→ Assignment:
Return only those lines of the listing in which "Prüfer" appears.

# # # #

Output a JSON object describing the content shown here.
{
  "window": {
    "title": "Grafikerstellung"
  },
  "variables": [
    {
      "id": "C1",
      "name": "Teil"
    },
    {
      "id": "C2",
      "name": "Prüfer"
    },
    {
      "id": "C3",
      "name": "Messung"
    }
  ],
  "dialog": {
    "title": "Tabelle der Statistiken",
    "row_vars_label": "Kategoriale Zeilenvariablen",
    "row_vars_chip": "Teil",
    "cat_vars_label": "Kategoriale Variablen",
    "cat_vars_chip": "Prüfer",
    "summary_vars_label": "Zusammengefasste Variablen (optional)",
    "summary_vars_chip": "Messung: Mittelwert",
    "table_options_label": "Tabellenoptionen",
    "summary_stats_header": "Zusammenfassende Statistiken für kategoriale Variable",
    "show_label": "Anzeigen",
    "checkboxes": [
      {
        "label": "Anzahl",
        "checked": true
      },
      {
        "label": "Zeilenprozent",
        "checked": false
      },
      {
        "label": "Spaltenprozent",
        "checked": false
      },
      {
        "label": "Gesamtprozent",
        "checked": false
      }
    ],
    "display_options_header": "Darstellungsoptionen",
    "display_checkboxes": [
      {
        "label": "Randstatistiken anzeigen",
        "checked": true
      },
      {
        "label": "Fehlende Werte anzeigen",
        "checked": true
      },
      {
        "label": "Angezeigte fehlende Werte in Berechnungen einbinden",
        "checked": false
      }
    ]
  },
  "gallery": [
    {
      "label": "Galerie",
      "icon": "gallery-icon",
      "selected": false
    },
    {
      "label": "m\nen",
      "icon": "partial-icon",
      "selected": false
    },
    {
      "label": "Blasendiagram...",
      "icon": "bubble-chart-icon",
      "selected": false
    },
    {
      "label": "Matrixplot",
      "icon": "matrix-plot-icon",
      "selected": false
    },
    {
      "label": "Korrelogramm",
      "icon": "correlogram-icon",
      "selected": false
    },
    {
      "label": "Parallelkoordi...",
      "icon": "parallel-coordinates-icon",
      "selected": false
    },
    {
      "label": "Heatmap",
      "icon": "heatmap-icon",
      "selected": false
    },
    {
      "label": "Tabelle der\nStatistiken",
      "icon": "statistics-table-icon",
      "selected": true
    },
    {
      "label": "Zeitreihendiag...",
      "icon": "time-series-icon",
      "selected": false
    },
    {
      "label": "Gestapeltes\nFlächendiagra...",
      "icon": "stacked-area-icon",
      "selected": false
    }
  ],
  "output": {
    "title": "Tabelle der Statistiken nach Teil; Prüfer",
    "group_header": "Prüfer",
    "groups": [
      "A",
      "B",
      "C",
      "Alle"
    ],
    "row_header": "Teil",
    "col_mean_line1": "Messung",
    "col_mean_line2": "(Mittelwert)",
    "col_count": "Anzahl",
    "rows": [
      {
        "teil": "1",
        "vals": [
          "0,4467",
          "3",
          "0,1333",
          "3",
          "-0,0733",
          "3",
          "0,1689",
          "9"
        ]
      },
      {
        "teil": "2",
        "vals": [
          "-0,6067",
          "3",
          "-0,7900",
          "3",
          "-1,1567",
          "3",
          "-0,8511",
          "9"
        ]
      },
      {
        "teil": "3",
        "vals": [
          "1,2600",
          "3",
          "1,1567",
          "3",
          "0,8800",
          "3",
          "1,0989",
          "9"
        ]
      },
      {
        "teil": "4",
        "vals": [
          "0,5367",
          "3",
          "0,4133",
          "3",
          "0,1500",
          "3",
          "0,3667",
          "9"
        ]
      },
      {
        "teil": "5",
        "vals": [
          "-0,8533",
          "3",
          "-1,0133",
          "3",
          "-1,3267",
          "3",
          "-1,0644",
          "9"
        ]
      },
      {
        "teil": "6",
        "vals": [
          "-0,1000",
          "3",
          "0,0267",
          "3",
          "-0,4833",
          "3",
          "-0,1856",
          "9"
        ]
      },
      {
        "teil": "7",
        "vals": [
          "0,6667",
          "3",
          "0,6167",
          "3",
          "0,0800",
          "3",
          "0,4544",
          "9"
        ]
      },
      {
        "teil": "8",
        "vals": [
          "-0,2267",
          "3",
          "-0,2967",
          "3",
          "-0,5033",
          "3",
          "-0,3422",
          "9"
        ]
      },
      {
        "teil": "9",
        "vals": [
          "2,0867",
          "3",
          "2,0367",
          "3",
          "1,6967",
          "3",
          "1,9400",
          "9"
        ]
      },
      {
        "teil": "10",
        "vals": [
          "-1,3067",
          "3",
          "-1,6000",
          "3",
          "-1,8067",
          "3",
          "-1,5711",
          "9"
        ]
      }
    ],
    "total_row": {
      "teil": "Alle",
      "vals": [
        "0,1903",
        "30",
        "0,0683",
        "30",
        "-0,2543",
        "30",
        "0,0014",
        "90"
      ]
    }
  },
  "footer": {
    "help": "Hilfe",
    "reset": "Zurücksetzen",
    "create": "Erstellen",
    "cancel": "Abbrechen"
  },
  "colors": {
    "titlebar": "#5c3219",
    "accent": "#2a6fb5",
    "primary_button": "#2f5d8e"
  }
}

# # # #

→ Solution below:
      "name": "Prüfer"
    "cat_vars_chip": "Prüfer",
    "title": "Tabelle der Statistiken nach Teil; Prüfer",
    "group_header": "Prüfer",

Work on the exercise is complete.